print wmp.controls.get_isAvailable("play");
print wmp.controls.get_isAvailable("stop");

but keep in mind that those controls will be unavailable until you load a file into said WMP control.

firstly set wmp.URL to a path of the file you want to play, then, when it's done loading simply call;. You can listen for a OpenStateChange event to make sure if it's loaded.

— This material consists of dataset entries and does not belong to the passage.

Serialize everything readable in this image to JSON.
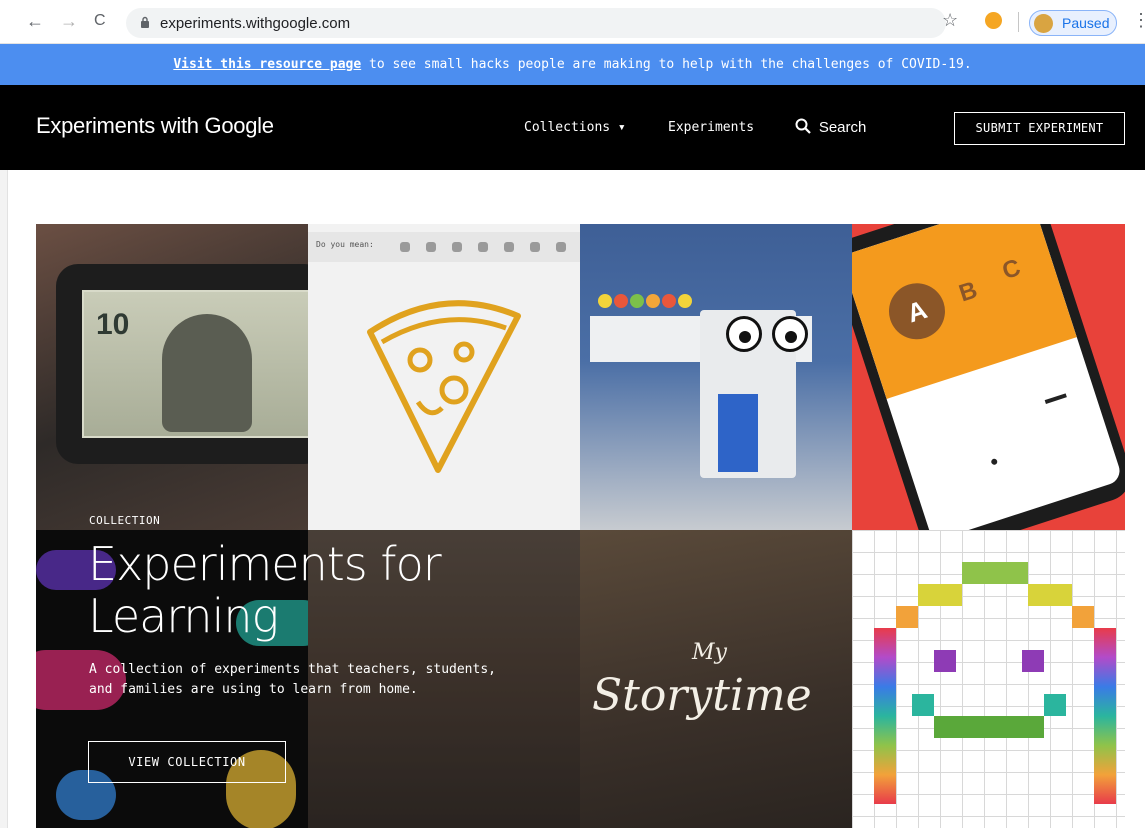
{
  "browser": {
    "back_icon": "←",
    "forward_icon": "→",
    "reload_icon": "C",
    "url": "experiments.withgoogle.com",
    "star_icon": "☆",
    "profile_status": "Paused",
    "menu_icon": "⋮"
  },
  "banner": {
    "link_text": "Visit this resource page",
    "rest_text": " to see small hacks people are making to help with the challenges of COVID-19.",
    "background": "#4c8ef0"
  },
  "header": {
    "logo": "Experiments with Google",
    "nav": {
      "collections": "Collections ▾",
      "experiments": "Experiments",
      "search": "Search"
    },
    "submit_button": "SUBMIT EXPERIMENT"
  },
  "tiles": {
    "autodraw_prompt": "Do you mean:",
    "storytime_my": "My",
    "storytime_word": "Storytime"
  },
  "collection": {
    "label": "COLLECTION",
    "title": "Experiments for Learning",
    "description": "A collection of experiments that teachers, students, and families are using to learn from home.",
    "button": "VIEW COLLECTION"
  }
}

share|improve this answer
The thing is that does not work no matter how I load up the wmp instance. I've tried wmp.URL, wmp.launchURL, wmp.openPlayer, etc. but wmp.controls.<function>() still does nothing at all. Also, wmp.controls.get_isAvailable("control") returns an error, probably because the correct function is wmp.controls.isAvailable("control"), but then again I haven't been able to get either to work anyways. I make sure it's loaded before calling these controls, but OpenStateChange also never fires so... – covertCoder Apr 18 '12 at 13:30
Have you tried listening to Error, MediaError or StatusChange events? Does any event fire? They might help trace the error. Also isn't the player itself a WindowsMediaPlayer class (without the 'class' suffix)? – marmulin Apr 19 '12 at 10:52
From my understanding, WindowsMediaPlayer is the abstract class and WindowsMediaPlayerClass (known in the documentation as Player) is the actual API. Keep in mind this API is for scripting, and is not necessarily the same as the other WMP APIs. I have tried listening for the aforementioned events, but none of them fire when I use the player manually or programmatically. Sufficed to say, the documentation is a little confusing on what can and cannot be done. – covertCoder Apr 23 '12 at 14:28

Your Answer


By posting your answer, you agree to the privacy policy and terms of service.

Not the answer you're looking for? Browse other questions tagged or ask your own question.